Medicaid Expansion: It is up to each state to decide whether to extend Medicaid eligibility to people earning up to 138% of the federal poverty level (approximately $15,856.20 for an individual and $32,499 for a family of four in 2013.)
Essential Health Benefits: A minimum set of “essential health benefits” like hospitalization, prescription drugs, preventive services, and chronic disease management must be covered in all new individual and small group plans (including all plans sold in the new Marketplace) starting in 2014.
The specific benefits and what you pay within these categories of services can vary by state and by plan.
When shopping for health insurance, it is important to ask if the plan covers the diabetes supplies, services,
and prescription medications you need, and what it costs.
No Annual Dollar Limits on Essential Health Benefits: Most health plans cannot set a dollar limit on what they spend on “essential health benefits” for an individual’s care during a given year.
Other Changes Coming in 2014
Starting in January 2014, most individuals must have health insurance that is considered “minimum essential coverage” or qualify for an exemption.
Otherwise, the individual will owe a tax penalty during the following year. Plans purchased in the Health Insurance Marketplaces as well as job-based coverage, Medicare, Medicaid, state Children’s Health Insurance Programs (CHIP), TRICARE and the Veterans health care program, and certain other coverage meet this requirement.
If health insurance is not considered affordable for an individual, that person will qualify for an exemption from the tax penalty. Learn more about the new individual requirement at www.healthcare.gov.
Where to Find More Information
- For more information about these insurance protections and programs, call 1-800-318-2596 or visit www.healthcare.gov.
- For more information on the Health Insurance Marketplace and Navigators in your state, call 1-800-318-2596 or visit www.healthcare.gov. Assistance is available in multiple languages by calling 1-800-318-2596. The American Diabetes Association also has a fact sheet on the new Marketplaces available at www.diabetes.org/HealthInsuranceMarketplaces or by calling 1-800-DIABETES (342-2383).
- You can also contact your state’s Department of Insurance for information about insurance requirements and consumer protections in your state.
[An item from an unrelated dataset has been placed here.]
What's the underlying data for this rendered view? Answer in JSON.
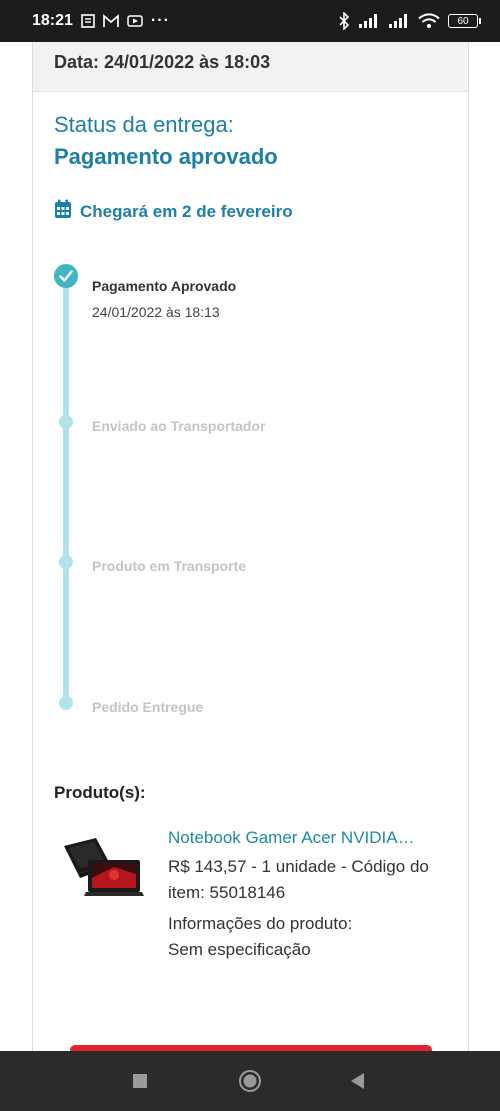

Information for state insurance departments is available at: www.naic.org/state_web_map.htm
- Some states have Consumer Assistance Programs offering direct help to individuals with problems or questions about their health insurance. These programs also help you file an appeal when an insurance claim is denied. Find out if your state has a consumer assistance program here: www.healthcare.gov/how-can-i-get-consumer-help-if-i-have-insurance/